‘We were very pleased to see that many entries showed a “strong alignment” to the views of William Rees Jeffreys.’
‘I am delighted with the breadth of ideas, the quality of thinking and creativity, and especially pleased to get 142 entries,’ added Trustee Andy Graham.
Lewis Girls' School
Power generating recycled speed bumps + roads
This idea is for roads and speed bumps that are made from recycled plastic, but with the speed bumps having lots and lots of Piezoelectric plates built into them. When a vehicle drives over the bump, the weight of the car acts on the Piezoelectric plates and generates a small electrical pulse. This pulse of energy can then be stored in batteries and used to power street lights or even to plug electric cars into to charge them back up.
Portsmouth High School
The Pathway to the Future

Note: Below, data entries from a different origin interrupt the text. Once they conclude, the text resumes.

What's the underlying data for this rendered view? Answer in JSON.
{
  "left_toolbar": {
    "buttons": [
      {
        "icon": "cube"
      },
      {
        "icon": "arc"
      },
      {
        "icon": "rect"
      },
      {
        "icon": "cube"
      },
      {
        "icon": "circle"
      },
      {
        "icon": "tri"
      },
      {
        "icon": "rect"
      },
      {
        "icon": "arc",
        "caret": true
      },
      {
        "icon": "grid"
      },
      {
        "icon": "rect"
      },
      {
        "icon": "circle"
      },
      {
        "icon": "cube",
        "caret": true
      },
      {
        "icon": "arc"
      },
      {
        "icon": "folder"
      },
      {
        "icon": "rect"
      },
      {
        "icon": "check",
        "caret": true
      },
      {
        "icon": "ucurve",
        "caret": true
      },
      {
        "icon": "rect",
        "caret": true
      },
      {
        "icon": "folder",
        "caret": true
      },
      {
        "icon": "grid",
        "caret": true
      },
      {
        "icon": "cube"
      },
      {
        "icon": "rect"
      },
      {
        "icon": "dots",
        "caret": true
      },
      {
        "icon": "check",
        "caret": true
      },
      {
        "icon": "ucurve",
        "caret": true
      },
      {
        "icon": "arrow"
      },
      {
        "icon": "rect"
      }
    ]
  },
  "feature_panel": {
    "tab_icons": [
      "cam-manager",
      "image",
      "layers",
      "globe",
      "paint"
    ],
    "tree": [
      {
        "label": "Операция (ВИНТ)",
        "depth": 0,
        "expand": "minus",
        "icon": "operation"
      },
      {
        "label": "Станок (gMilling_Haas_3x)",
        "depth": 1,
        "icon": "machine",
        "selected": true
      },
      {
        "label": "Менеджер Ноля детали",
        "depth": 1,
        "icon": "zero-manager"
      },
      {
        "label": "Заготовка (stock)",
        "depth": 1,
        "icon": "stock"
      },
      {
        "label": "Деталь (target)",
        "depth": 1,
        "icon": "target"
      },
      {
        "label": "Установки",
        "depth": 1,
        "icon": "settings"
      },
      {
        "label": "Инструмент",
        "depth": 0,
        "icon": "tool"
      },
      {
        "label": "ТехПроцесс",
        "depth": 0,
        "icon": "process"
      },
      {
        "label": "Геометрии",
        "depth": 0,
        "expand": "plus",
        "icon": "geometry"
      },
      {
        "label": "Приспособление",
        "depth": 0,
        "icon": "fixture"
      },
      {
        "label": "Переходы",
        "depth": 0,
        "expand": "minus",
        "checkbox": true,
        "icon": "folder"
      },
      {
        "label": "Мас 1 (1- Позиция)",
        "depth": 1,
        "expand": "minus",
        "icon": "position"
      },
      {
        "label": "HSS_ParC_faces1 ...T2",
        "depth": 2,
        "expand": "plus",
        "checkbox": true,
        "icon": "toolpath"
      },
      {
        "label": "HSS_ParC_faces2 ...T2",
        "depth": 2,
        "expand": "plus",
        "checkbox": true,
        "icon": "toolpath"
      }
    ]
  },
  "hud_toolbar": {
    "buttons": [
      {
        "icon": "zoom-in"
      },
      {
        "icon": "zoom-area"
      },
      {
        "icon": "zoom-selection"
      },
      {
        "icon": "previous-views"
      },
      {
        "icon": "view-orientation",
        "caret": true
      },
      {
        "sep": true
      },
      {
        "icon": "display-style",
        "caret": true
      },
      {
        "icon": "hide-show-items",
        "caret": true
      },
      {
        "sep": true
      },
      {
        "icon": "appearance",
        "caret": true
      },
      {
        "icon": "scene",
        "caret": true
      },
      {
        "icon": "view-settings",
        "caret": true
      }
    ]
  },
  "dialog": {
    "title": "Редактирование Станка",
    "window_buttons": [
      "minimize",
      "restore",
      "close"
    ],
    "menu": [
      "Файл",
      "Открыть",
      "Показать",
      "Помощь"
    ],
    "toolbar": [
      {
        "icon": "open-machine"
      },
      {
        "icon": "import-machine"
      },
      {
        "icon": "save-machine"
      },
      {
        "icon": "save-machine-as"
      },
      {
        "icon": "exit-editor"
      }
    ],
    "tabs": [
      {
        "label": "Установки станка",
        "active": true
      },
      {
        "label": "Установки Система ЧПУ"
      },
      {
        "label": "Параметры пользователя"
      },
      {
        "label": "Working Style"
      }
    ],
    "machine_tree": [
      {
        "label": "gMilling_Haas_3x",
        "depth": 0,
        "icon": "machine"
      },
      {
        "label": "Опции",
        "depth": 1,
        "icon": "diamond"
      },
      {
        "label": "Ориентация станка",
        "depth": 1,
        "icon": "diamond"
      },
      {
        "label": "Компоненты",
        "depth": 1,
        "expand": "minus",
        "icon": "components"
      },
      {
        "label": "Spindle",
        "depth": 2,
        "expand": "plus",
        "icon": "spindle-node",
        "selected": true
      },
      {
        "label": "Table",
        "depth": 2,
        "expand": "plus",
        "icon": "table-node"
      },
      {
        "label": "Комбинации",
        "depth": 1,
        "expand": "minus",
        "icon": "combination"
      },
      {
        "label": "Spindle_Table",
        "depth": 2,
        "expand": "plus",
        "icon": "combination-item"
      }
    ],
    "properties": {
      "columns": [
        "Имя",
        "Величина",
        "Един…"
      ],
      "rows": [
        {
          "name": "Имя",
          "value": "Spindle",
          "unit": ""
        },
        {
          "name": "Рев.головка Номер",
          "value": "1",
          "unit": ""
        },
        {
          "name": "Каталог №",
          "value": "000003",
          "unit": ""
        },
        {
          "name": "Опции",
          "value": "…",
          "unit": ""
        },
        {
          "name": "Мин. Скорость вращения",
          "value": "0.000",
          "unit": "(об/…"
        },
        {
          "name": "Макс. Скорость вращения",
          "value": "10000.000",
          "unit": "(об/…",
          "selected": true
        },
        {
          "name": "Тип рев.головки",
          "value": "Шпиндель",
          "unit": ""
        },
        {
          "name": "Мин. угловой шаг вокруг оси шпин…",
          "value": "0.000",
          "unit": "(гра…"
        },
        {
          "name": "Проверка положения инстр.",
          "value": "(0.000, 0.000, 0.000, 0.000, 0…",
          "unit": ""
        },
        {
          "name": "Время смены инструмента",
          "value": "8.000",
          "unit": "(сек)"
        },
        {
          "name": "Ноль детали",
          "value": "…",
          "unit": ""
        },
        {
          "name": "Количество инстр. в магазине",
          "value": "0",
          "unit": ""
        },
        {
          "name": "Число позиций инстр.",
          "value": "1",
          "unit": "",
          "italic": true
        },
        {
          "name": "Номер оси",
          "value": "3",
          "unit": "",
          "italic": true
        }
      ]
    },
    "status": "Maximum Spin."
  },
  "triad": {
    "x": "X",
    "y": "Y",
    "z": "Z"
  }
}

The idea of this project is to pull many ideas which have already been thought about, and some which haven’t yet, together to create a new standard for road building over the next 50 years. For example, if we can inductively charge our cars “on the go”, then battery sizes can be reduced as well creating smaller and more efficient cars, with smaller battery packs. And what about if energy from our cars could go back into the roads? And autonomous and computer controlled cars will mean our roads will become safer. Computers aren’t affected by human error, so bad weather, bad driving, and bad tempers won’t lead to incidents on our new roads.
Ursuline High School
Flica is part car, part aeroplane, and can fly and travel on roads by using a vertical take-off and landing system. Flica works by having two propellers, with one propeller rotating clockwise and the other propeller rotating anticlockwise. This counteracts the rotation force exerted by the propellers so that the flying car doesn’t spin. Flica can change the direction of its thrust, increasing the manoeuvrability. Flica is powered by long term, lithium-ion batteries (100-265 wh/kg) are preferable to hydrogen fuel cells because they are completely emission-free at the exhaust.
Oban High School
Oban High School pupils came up with seven great ideas, including using super conductors and magnets to levitate a “car”, hover cars, and underground tunnels that allow cars to clip onto a train that shuttles them up and down the country. Another idea was transparent forest roads so that the trees below the road can do photosynthesis and so that birds don't accidentally hit the road and hurt themselves while flying, plastic roads with lights underneath, and holes underneath roads so that rabbits can go under without getting hit.
Trinity Fields School
Roads for the Future!
The pupils of this school have been talking about the roads of the future, and are looking forward to seeing these things happen: we’d like more reliable public transport, more electric cars, learner drivers being 19, walkways, more services for food and refreshment and better options for rest on the motorway. More police cameras, more zebra crossings and more school traffic patrol officers. More park and ride schemes, and more cycling paths and cycle to work projects – please.
Walton Priory Middle School
RAD Project (Risk Assessment Driving)
A group of Y8 students wondered why there are Risk Assessments for everything, except for driving. They've written a short drama to explore what a future Risk Assessment for Driving system might involve, and how our roads could be more attractive if drivers had to think more carefully about their vehicle use.
Grant Winners revealed
December 3 2021: 11:00 - 12:00
...when you think about the role we need roads to play in 50 years' time, what do you see?
And at this event...
...we will award a grant of £5,000 each to the most outstanding entrants, in any non-school category, in order to enable them to develop a more detailed proposal for the Rees Jeffreys Road Fund Trustees to consider, subject to conditions.
There will be a cash prize of £5,000 for the best entry in each of the categories: primary schools and colleges, plus two runners-up prizes of £2,000 in each schools category